## Problem
What is needed is an exact copy of all the records below.

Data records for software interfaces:
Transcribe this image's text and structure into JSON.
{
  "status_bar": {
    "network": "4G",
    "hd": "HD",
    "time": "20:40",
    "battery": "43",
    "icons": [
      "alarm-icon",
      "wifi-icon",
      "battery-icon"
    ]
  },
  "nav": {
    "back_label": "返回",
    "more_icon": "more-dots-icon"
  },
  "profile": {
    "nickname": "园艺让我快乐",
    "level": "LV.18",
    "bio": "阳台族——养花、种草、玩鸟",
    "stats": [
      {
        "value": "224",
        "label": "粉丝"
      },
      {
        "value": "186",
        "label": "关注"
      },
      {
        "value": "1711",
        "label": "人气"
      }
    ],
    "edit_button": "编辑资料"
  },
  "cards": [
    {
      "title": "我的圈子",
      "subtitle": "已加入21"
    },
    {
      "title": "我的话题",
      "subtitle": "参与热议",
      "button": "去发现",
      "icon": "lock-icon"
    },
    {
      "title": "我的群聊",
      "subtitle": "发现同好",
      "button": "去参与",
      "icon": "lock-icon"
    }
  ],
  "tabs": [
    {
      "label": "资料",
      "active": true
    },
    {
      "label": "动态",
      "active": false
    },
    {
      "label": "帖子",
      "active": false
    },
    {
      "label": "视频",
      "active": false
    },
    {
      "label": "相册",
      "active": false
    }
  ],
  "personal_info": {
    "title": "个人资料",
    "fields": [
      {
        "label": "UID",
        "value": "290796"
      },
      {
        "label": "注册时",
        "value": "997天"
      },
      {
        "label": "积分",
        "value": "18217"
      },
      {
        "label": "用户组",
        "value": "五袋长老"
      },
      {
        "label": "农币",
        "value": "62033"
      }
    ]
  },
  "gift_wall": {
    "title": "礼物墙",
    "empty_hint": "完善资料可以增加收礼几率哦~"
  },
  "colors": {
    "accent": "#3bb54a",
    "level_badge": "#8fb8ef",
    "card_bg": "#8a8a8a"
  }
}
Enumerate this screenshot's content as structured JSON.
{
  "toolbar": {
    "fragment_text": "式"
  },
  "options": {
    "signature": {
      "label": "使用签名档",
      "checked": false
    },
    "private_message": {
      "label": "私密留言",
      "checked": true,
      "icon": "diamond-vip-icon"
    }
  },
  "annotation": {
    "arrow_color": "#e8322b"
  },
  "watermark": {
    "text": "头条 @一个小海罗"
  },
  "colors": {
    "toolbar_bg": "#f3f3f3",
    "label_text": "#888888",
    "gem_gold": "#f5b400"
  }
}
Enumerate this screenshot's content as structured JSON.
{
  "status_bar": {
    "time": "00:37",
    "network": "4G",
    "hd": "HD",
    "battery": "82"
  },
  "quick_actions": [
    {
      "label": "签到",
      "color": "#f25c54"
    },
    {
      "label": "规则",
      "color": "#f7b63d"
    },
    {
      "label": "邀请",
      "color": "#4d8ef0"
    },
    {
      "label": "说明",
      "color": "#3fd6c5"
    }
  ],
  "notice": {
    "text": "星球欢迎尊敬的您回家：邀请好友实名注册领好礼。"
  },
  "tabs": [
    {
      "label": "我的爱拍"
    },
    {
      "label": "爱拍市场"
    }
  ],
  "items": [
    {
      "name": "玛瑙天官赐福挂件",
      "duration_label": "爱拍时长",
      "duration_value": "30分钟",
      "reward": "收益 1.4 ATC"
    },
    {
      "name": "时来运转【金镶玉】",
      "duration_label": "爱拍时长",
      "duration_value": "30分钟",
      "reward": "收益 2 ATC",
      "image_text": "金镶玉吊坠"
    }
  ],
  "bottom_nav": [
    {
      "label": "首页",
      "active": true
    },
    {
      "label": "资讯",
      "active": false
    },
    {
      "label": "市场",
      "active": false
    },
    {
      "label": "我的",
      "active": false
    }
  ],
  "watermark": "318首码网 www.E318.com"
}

## The answer
Transcribe this image's text and structure into JSON.
{
  "status_bar": {
    "network": "4G",
    "hd": "HD",
    "time": "20:40",
    "battery": "43",
    "icons": [
      "alarm-icon",
      "wifi-icon",
      "battery-icon"
    ]
  },
  "nav": {
    "back_label": "返回",
    "more_icon": "more-dots-icon"
  },
  "profile": {
    "nickname": "园艺让我快乐",
    "level": "LV.18",
    "bio": "阳台族——养花、种草、玩鸟",
    "stats": [
      {
        "value": "224",
        "label": "粉丝"
      },
      {
        "value": "186",
        "label": "关注"
      },
      {
        "value": "1711",
        "label": "人气"
      }
    ],
    "edit_button": "编辑资料"
  },
  "cards": [
    {
      "title": "我的圈子",
      "subtitle": "已加入21"
    },
    {
      "title": "我的话题",
      "subtitle": "参与热议",
      "button": "去发现",
      "icon": "lock-icon"
    },
    {
      "title": "我的群聊",
      "subtitle": "发现同好",
      "button": "去参与",
      "icon": "lock-icon"
    }
  ],
  "tabs": [
    {
      "label": "资料",
      "active": true
    },
    {
      "label": "动态",
      "active": false
    },
    {
      "label": "帖子",
      "active": false
    },
    {
      "label": "视频",
      "active": false
    },
    {
      "label": "相册",
      "active": false
    }
  ],
  "personal_info": {
    "title": "个人资料",
    "fields": [
      {
        "label": "UID",
        "value": "290796"
      },
      {
        "label": "注册时",
        "value": "997天"
      },
      {
        "label": "积分",
        "value": "18217"
      },
      {
        "label": "用户组",
        "value": "五袋长老"
      },
      {
        "label": "农币",
        "value": "62033"
      }
    ]
  },
  "gift_wall": {
    "title": "礼物墙",
    "empty_hint": "完善资料可以增加收礼几率哦~"
  },
  "colors": {
    "accent": "#3bb54a",
    "level_badge": "#8fb8ef",
    "card_bg": "#8a8a8a"
  }
}
Enumerate this screenshot's content as structured JSON.
{
  "toolbar": {
    "fragment_text": "式"
  },
  "options": {
    "signature": {
      "label": "使用签名档",
      "checked": false
    },
    "private_message": {
      "label": "私密留言",
      "checked": true,
      "icon": "diamond-vip-icon"
    }
  },
  "annotation": {
    "arrow_color": "#e8322b"
  },
  "watermark": {
    "text": "头条 @一个小海罗"
  },
  "colors": {
    "toolbar_bg": "#f3f3f3",
    "label_text": "#888888",
    "gem_gold": "#f5b400"
  }
}
Enumerate this screenshot's content as structured JSON.
{
  "status_bar": {
    "time": "00:37",
    "network": "4G",
    "hd": "HD",
    "battery": "82"
  },
  "quick_actions": [
    {
      "label": "签到",
      "color": "#f25c54"
    },
    {
      "label": "规则",
      "color": "#f7b63d"
    },
    {
      "label": "邀请",
      "color": "#4d8ef0"
    },
    {
      "label": "说明",
      "color": "#3fd6c5"
    }
  ],
  "notice": {
    "text": "星球欢迎尊敬的您回家：邀请好友实名注册领好礼。"
  },
  "tabs": [
    {
      "label": "我的爱拍"
    },
    {
      "label": "爱拍市场"
    }
  ],
  "items": [
    {
      "name": "玛瑙天官赐福挂件",
      "duration_label": "爱拍时长",
      "duration_value": "30分钟",
      "reward": "收益 1.4 ATC"
    },
    {
      "name": "时来运转【金镶玉】",
      "duration_label": "爱拍时长",
      "duration_value": "30分钟",
      "reward": "收益 2 ATC",
      "image_text": "金镶玉吊坠"
    }
  ],
  "bottom_nav": [
    {
      "label": "首页",
      "active": true
    },
    {
      "label": "资讯",
      "active": false
    },
    {
      "label": "市场",
      "active": false
    },
    {
      "label": "我的",
      "active": false
    }
  ],
  "watermark": "318首码网 www.E318.com"
}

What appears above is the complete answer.